The first known document to use the names Suffolk and Norfolk for the counties dates to 1045 in the will of Thurstan, son of Brihtnoth. However, the names must have been used much earlier in Anglo-Saxon times. These people were the south folk of the East Anglian kingdom, separated from the north folk by the Waveney and Little Ouse rivers. South of the River Stour the East Saxons occupied today's Essex.


By about 1050 it is possible that Haverhill had an established market under its Saxon lord Clarenbold. It seems to have eclipsed Sturmer as the main centre in the area.


The Normans claimed that William of Normandy was promised the succession to the English throne in 1051. Other claimants were Harold Hardrada of Norway, and in England, Earl Harold Godwine.


Harold Godwine died and Edward's position was strengthened at home. He invaded Scotland and replaced Macbeth by Malcolm, a more peaceful neighbour, and partly pacified the Welsh.


Abbot Leofstan of Bury built the church of St Benedict by the river at some period in his reign. However, the legend gives him a role in the miracle of St Edmund.


At some time around 1060, Abbot Leofstan decided to ensure the saints' body was still clean and not being neglected. The old monk Ailwin was called to verify the body, as he had taken charge of it back in 1010 when he took it to London. Leofstan decided to pull at the head to see if it was still miraculously attached to the body. Shortly afterwards Leofstan suffered a stroke, losing the use of his hands. The kings' physician, a French Benedictine called Baldwin was sent to give him medical aid.


Apparently, once at Bury, Baldwin stayed, eventually to succeed Leofstan as Abbot in 1065.


Earl Harold Godwinson, son of Godwine, visited William of Normandy. The Norman view is that this meeting was to confirm that both Harold and Edward supported William's claims, and this meeting features in the first section of the Bayeux Tapestry. The Chronicles do not mention such a visit.


There were now three powerful claims to the English throne, all threatening the position of King Edward. They were Harold Godwinson himself, Harold Hardrada of Norway and Duke William of Normandy.


According to Dugdale's Monasticum Anglicanum it was in 1065 that the Confessor allowed Abbot Leofstan the right to mint money. It is possible that a royal mint already existed in Bury, and that it was merely transferred to the Abbot. This confirms Bury's importance as a trading centre before the conquest. In later years the mint was set up in Le Mustowe, or today's Mustow Street, and seems to have operated here until during the 14th century.


King Edward the Confessor died, and the Chronicles say that he committed the kingdom to Harold Godwinson.
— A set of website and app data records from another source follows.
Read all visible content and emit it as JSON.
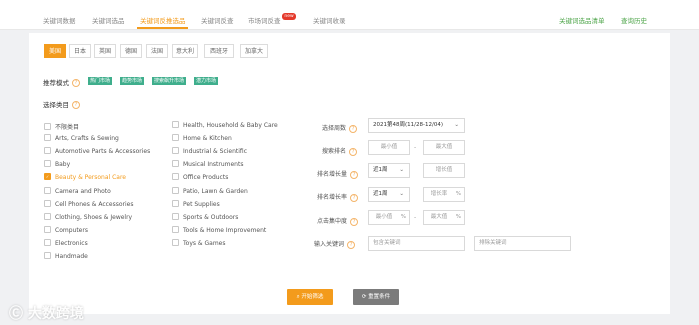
{
  "tabs": [
    {
      "label": "关键词数据"
    },
    {
      "label": "关键词选品"
    },
    {
      "label": "关键词反推选品",
      "active": true
    },
    {
      "label": "关键词反查"
    },
    {
      "label": "市场词反查"
    },
    {
      "label": "关键词收录"
    }
  ],
  "new_badge": "new",
  "header_links": {
    "list": "关键词选品清单",
    "history": "查询历史"
  },
  "countries": [
    "美国",
    "日本",
    "英国",
    "德国",
    "法国",
    "意大利",
    "西班牙",
    "加拿大"
  ],
  "selected_country": "美国",
  "recommend": {
    "label": "推荐模式",
    "modes": [
      "热门市场",
      "趋势市场",
      "搜索飙升市场",
      "潜力市场"
    ]
  },
  "category": {
    "label": "选择类目",
    "col1": [
      "不限类目",
      "Arts, Crafts & Sewing",
      "Automotive Parts & Accessories",
      "Baby",
      "Beauty & Personal Care",
      "Camera and Photo",
      "Cell Phones & Accessories",
      "Clothing, Shoes & Jewelry",
      "Computers",
      "Electronics",
      "Handmade"
    ],
    "col2": [
      "Health, Household & Baby Care",
      "Home & Kitchen",
      "Industrial & Scientific",
      "Musical Instruments",
      "Office Products",
      "Patio, Lawn & Garden",
      "Pet Supplies",
      "Sports & Outdoors",
      "Tools & Home Improvement",
      "Toys & Games"
    ],
    "checked": "Beauty & Personal Care"
  },
  "filters": {
    "period": {
      "label": "选择周数",
      "value": "2021第48周(11/28-12/04)"
    },
    "rank": {
      "label": "搜索排名",
      "min": "最小值",
      "max": "最大值"
    },
    "growth": {
      "label": "排名增长量",
      "recent": "近1周",
      "ph": "增长值"
    },
    "rate": {
      "label": "排名增长率",
      "recent": "近1周",
      "ph": "增长率",
      "unit": "%"
    },
    "concentration": {
      "label": "点击集中度",
      "min": "最小值",
      "max": "最大值",
      "unit": "%"
    },
    "keyword": {
      "label": "输入关键词",
      "include_ph": "包含关键词",
      "exclude_ph": "排除关键词"
    }
  },
  "buttons": {
    "search": "开始筛选",
    "reset": "重置条件"
  },
  "watermark": "大数跨境"
}
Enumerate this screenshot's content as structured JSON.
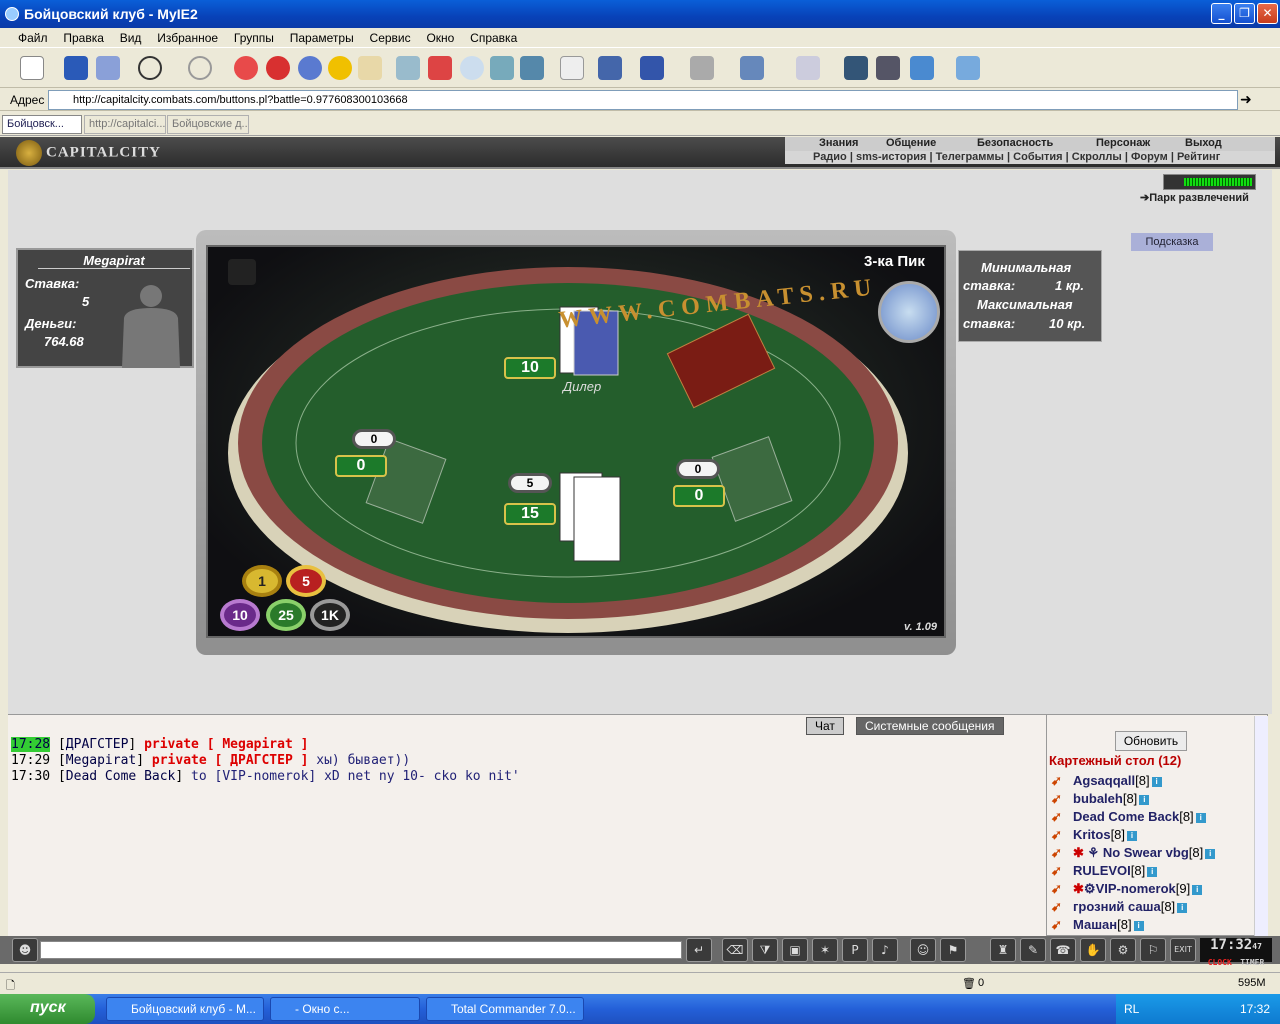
{
  "window": {
    "title": "Бойцовский клуб - MyIE2"
  },
  "menu": [
    "Файл",
    "Правка",
    "Вид",
    "Избранное",
    "Группы",
    "Параметры",
    "Сервис",
    "Окно",
    "Справка"
  ],
  "address": {
    "label": "Адрес",
    "url": "http://capitalcity.combats.com/buttons.pl?battle=0.977608300103668"
  },
  "tabs": [
    "Бойцовск...",
    "http://capitalci...",
    "Бойцовские д..."
  ],
  "site": {
    "logo": "CAPITALCITY",
    "nav_top": [
      "Знания",
      "Общение",
      "Безопасность",
      "Персонаж",
      "Выход"
    ],
    "nav_bottom": [
      "Радио",
      "sms-история",
      "Телеграммы",
      "События",
      "Скроллы",
      "Форум",
      "Рейтинг"
    ],
    "park_link": "Парк развлечений",
    "hint_button": "Подсказка"
  },
  "player": {
    "name": "Megapirat",
    "stake_label": "Ставка:",
    "stake": "5",
    "money_label": "Деньги:",
    "money": "764.68"
  },
  "limits": {
    "min_label": "Минимальная",
    "min_prefix": "ставка:",
    "min_value": "1 кр.",
    "max_label": "Максимальная",
    "max_prefix": "ставка:",
    "max_value": "10 кр."
  },
  "table": {
    "felt_text": "WWW.COMBATS.RU",
    "last_card": "3-ка Пик",
    "dealer_label": "Дилер",
    "dealer_total": "10",
    "left_bet": "0",
    "left_total": "0",
    "center_bet": "5",
    "center_total": "15",
    "right_bet": "0",
    "right_total": "0",
    "chips": [
      "1",
      "5",
      "10",
      "25",
      "1K"
    ],
    "version": "v. 1.09"
  },
  "chat": {
    "tabs": [
      "Чат",
      "Системные сообщения"
    ],
    "lines": [
      {
        "time": "17:28",
        "nick": "ДРАГСТЕР",
        "private": "private [ Megapirat ]",
        "msg": ""
      },
      {
        "time": "17:29",
        "nick": "Megapirat",
        "private": "private [ ДРАГСТЕР ]",
        "msg": "хы) бывает))"
      },
      {
        "time": "17:30",
        "nick": "Dead Come Back",
        "private": "",
        "msg": "to [VIP-nomerok] xD net ny 10- cko ko nit'"
      }
    ]
  },
  "users": {
    "refresh": "Обновить",
    "room": "Картежный стол (12)",
    "list": [
      {
        "name": "Agsaqqall",
        "level": "[8]"
      },
      {
        "name": "bubaleh",
        "level": "[8]"
      },
      {
        "name": "Dead Come Back",
        "level": "[8]"
      },
      {
        "name": "Kritos",
        "level": "[8]"
      },
      {
        "name": "No Swear vbg",
        "level": "[8]"
      },
      {
        "name": "RULEVOI",
        "level": "[8]"
      },
      {
        "name": "VIP-nomerok",
        "level": "[9]"
      },
      {
        "name": "грозний саша",
        "level": "[8]"
      },
      {
        "name": "Машан",
        "level": "[8]"
      }
    ]
  },
  "clock": {
    "time": "17:32",
    "sec": "47",
    "clock_lbl": "CLOCK",
    "timer_lbl": "TIMER",
    "exit_lbl": "EXIT"
  },
  "statusbar": {
    "count": "0",
    "mem": "595M"
  },
  "taskbar": {
    "start": "пуск",
    "tasks": [
      "Бойцовский клуб - M...",
      "- Окно с...",
      "Total Commander 7.0..."
    ],
    "lang": "RL",
    "time": "17:32"
  }
}
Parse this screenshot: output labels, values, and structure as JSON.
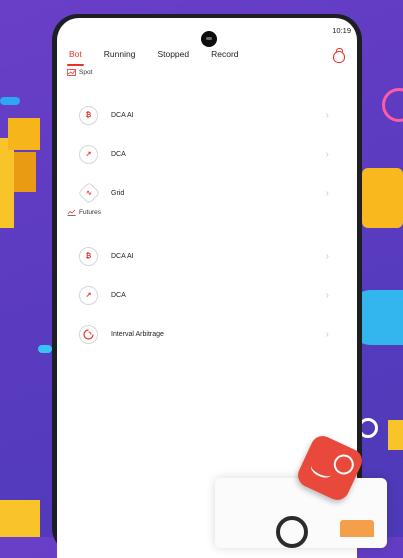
{
  "status_bar": {
    "time": "10:19"
  },
  "tabs": [
    {
      "label": "Bot",
      "active": true
    },
    {
      "label": "Running",
      "active": false
    },
    {
      "label": "Stopped",
      "active": false
    },
    {
      "label": "Record",
      "active": false
    }
  ],
  "header_icon": "wallet-icon",
  "sections": {
    "spot": {
      "title": "Spot",
      "items": [
        {
          "label": "DCA AI",
          "icon": "bitcoin-icon"
        },
        {
          "label": "DCA",
          "icon": "arrow-up-right-icon"
        },
        {
          "label": "Grid",
          "icon": "grid-wave-icon"
        }
      ]
    },
    "futures": {
      "title": "Futures",
      "items": [
        {
          "label": "DCA AI",
          "icon": "bitcoin-icon"
        },
        {
          "label": "DCA",
          "icon": "arrow-up-right-icon"
        },
        {
          "label": "Interval Arbitrage",
          "icon": "interval-arbitrage-icon"
        }
      ]
    }
  },
  "colors": {
    "accent": "#e8332a",
    "background_purple": "#5b3bc0"
  }
}
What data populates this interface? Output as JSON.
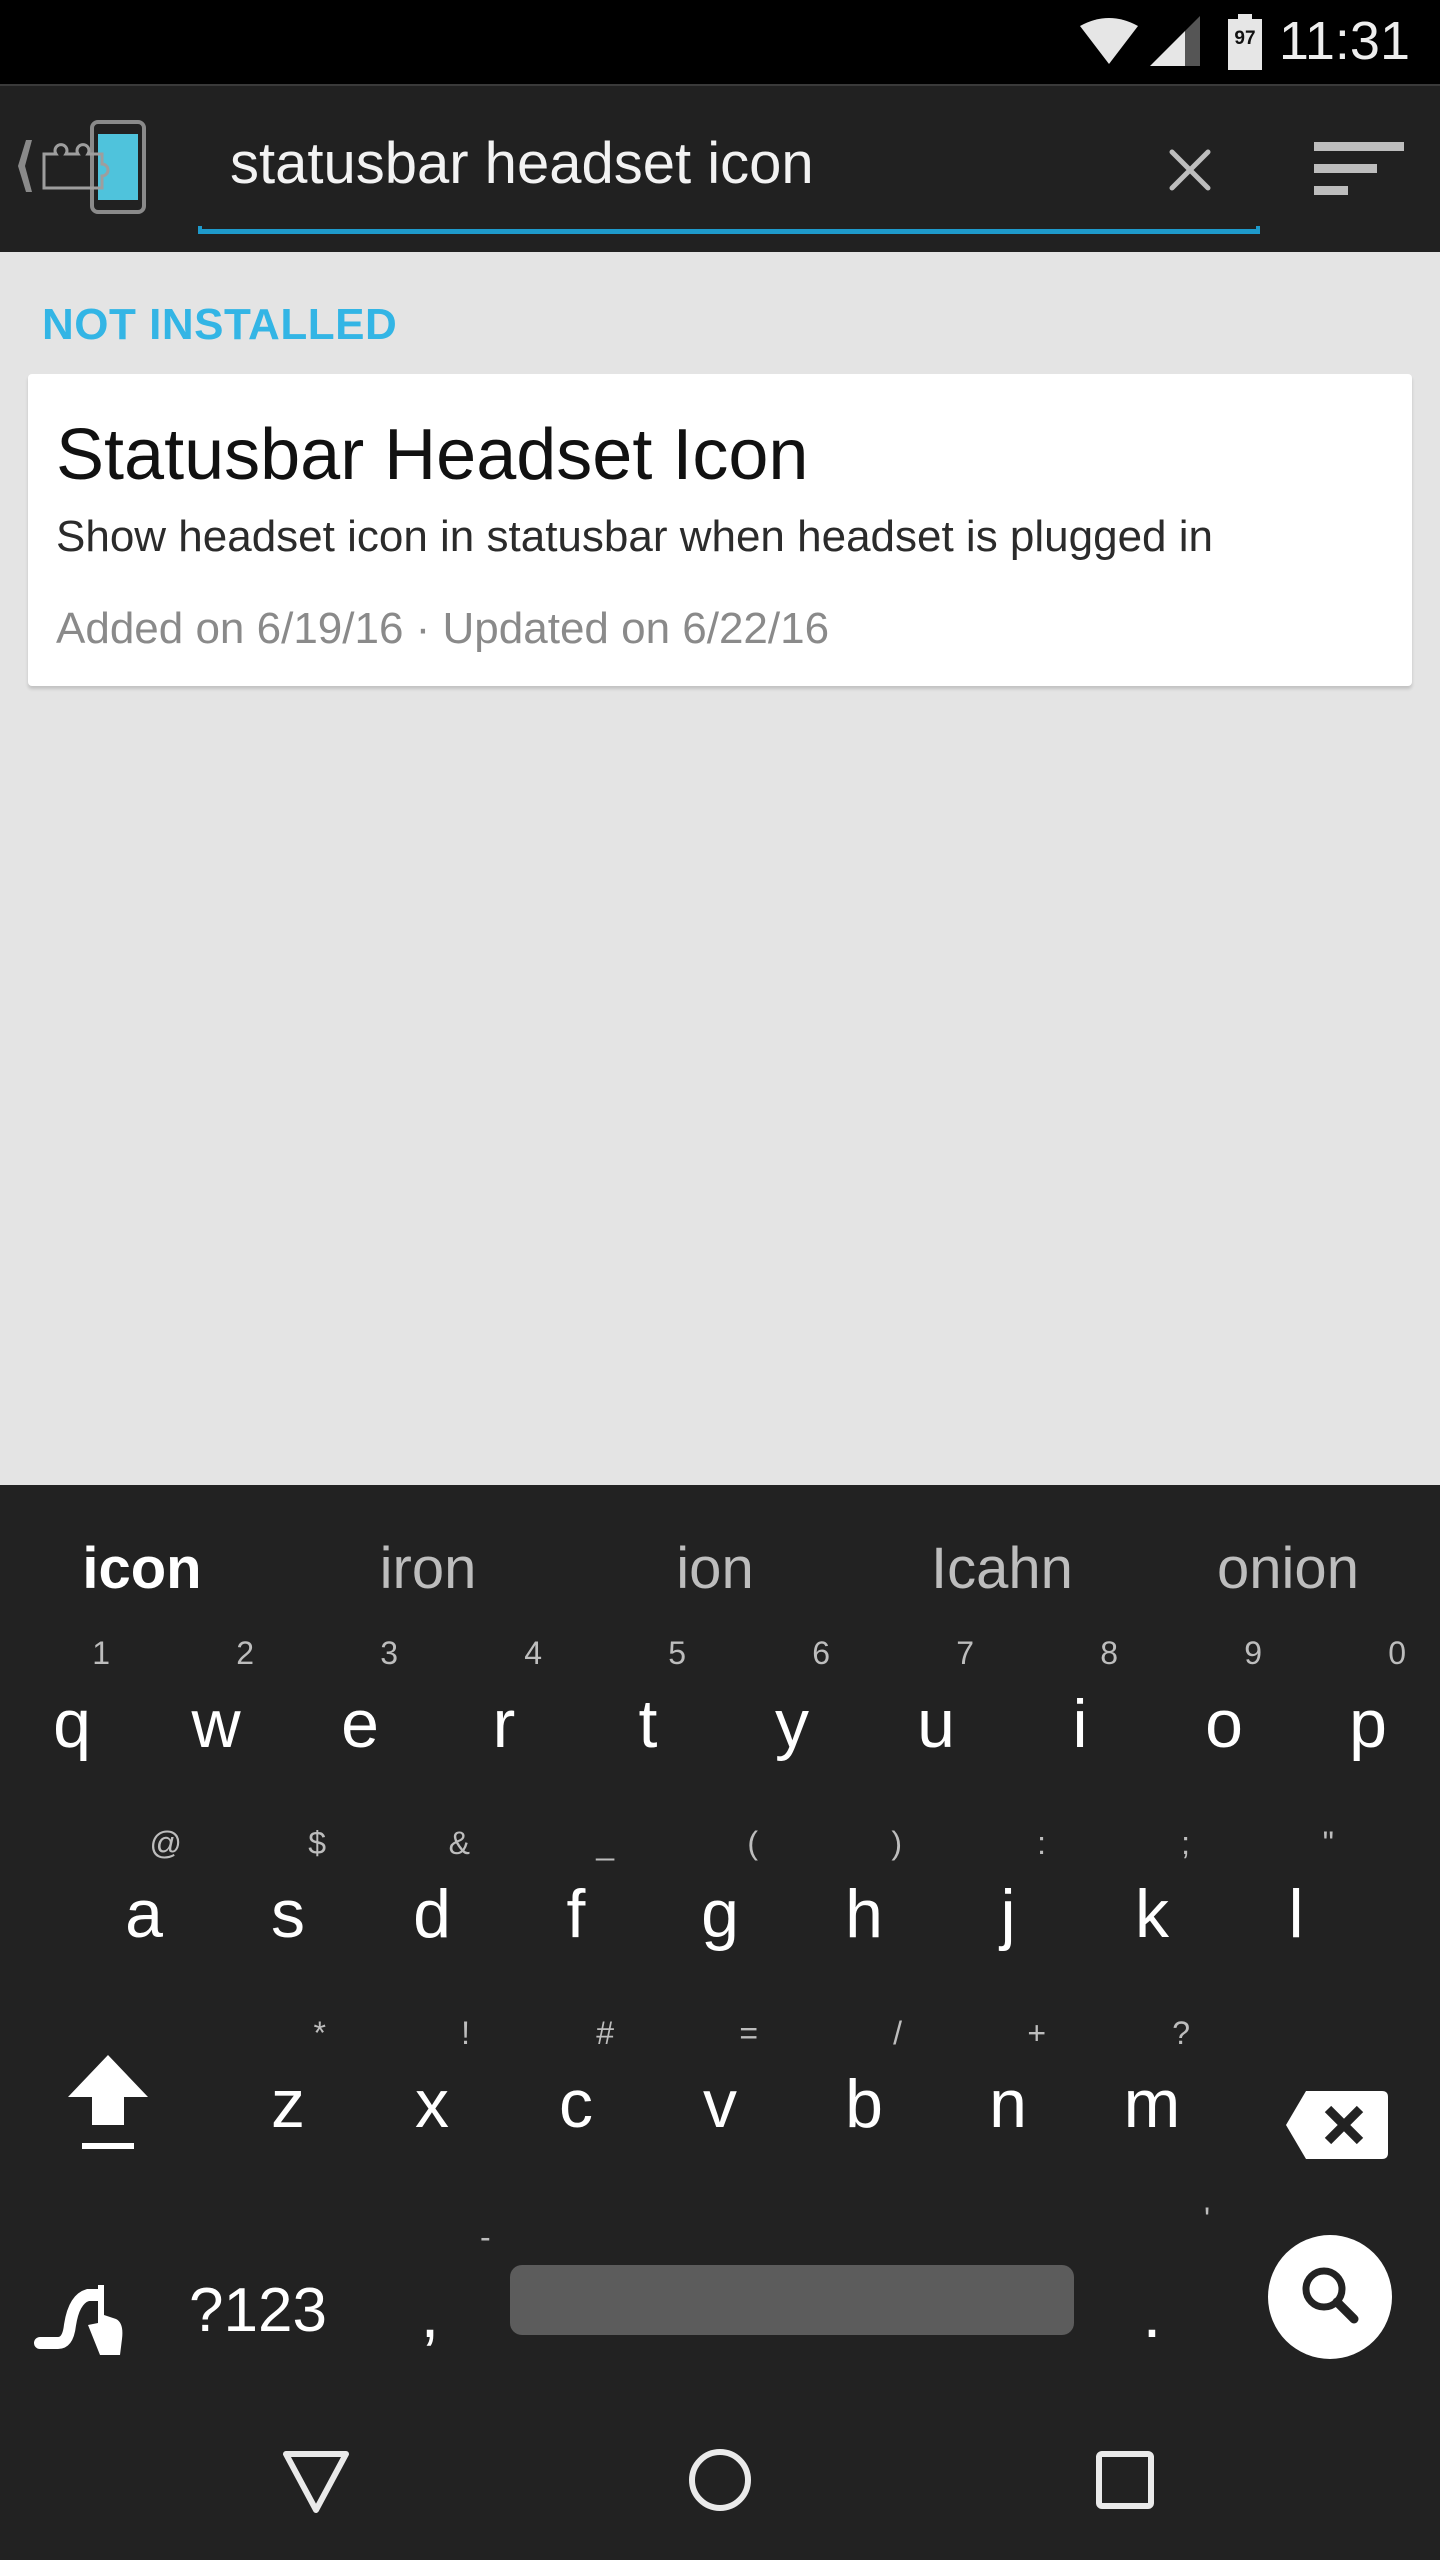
{
  "status_bar": {
    "time": "11:31",
    "battery_level": "97",
    "icons": [
      "wifi-icon",
      "signal-icon",
      "battery-icon"
    ]
  },
  "app_bar": {
    "logo_icon": "xposed-installer-icon",
    "back_icon": "chevron-left-icon",
    "search_value": "statusbar headset icon",
    "clear_icon": "close-icon",
    "sort_icon": "sort-icon"
  },
  "content": {
    "section_header": "NOT INSTALLED",
    "accent_color": "#33b5e5",
    "modules": [
      {
        "title": "Statusbar Headset Icon",
        "description": "Show headset icon in statusbar when headset is plugged in",
        "meta": "Added on 6/19/16 · Updated on 6/22/16"
      }
    ]
  },
  "keyboard": {
    "suggestions": [
      "icon",
      "iron",
      "ion",
      "Icahn",
      "onion"
    ],
    "row1": [
      {
        "key": "q",
        "hint": "1"
      },
      {
        "key": "w",
        "hint": "2"
      },
      {
        "key": "e",
        "hint": "3"
      },
      {
        "key": "r",
        "hint": "4"
      },
      {
        "key": "t",
        "hint": "5"
      },
      {
        "key": "y",
        "hint": "6"
      },
      {
        "key": "u",
        "hint": "7"
      },
      {
        "key": "i",
        "hint": "8"
      },
      {
        "key": "o",
        "hint": "9"
      },
      {
        "key": "p",
        "hint": "0"
      }
    ],
    "row2": [
      {
        "key": "a",
        "hint": "@"
      },
      {
        "key": "s",
        "hint": "$"
      },
      {
        "key": "d",
        "hint": "&"
      },
      {
        "key": "f",
        "hint": "_"
      },
      {
        "key": "g",
        "hint": "("
      },
      {
        "key": "h",
        "hint": ")"
      },
      {
        "key": "j",
        "hint": ":"
      },
      {
        "key": "k",
        "hint": ";"
      },
      {
        "key": "l",
        "hint": "\""
      }
    ],
    "row3": [
      {
        "key": "z",
        "hint": "*"
      },
      {
        "key": "x",
        "hint": "!"
      },
      {
        "key": "c",
        "hint": "#"
      },
      {
        "key": "v",
        "hint": "="
      },
      {
        "key": "b",
        "hint": "/"
      },
      {
        "key": "n",
        "hint": "+"
      },
      {
        "key": "m",
        "hint": "?"
      }
    ],
    "symbols_label": "?123",
    "comma": ",",
    "comma_hint": "-",
    "period": ".",
    "period_hint": "'",
    "shift_icon": "shift-icon",
    "backspace_icon": "backspace-icon",
    "gesture_icon": "gesture-typing-icon",
    "search_icon": "search-icon"
  },
  "nav_bar": {
    "back_icon": "back-triangle-icon",
    "home_icon": "home-circle-icon",
    "recents_icon": "recents-square-icon"
  }
}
Harold seized power immediately and both in Norway and Normandy preparations were made to invade England.


At Bury, Abbot Leofstan died and Abbot Baldwin was appointed and began to build a new church.


Baldwin was a French monk from St Denis, outside Paris, and was only the third Abbot at Bury. He had also been the Royal Physician to Edward the Confessor. The fact that such a learned and able Frenchman was given the Abbey at Bury at this time was to be of immense importance to the town in the aftermath of the Conquest. He would be Abbot until 1097.


Harold was crowned on 6th January in Westminster Abbey.


Soon after, Hardrada and Tostig (Harolds' exiled brother) invaded in the North from Norway. They took York on 20th September but Harold killed them both at the battle of Stamford Bridge, four days later. Hardrada's fleet of 300 ships was destroyed, and only 24 escaped. The Norwegian invasion was defeated, but the exhausted army now had to march south to face a second force.


Death of King Harold

On 27th September, the long feared attack of Williams' fleet was launched from the Somme estuary. They landed 7,000 men unopposed at Pevensey but moved to a new base at Hastings. Harold was still in York and it was not until 14th October that he could get the army down to Hastings. The fighting ended when Harold was killed by an arrow. The Bayeux Tapestry records his death as occurring from an arrow in the eye. William ravaged much of southern England, took Canterbury and Winchester and moved towards London.


On 25th December 1066, William the Conqueror was crowned King of England and Anglo-Saxon England was no more. The Norman Conquest had taken place, and would be followed by a great takeover of Saxon property.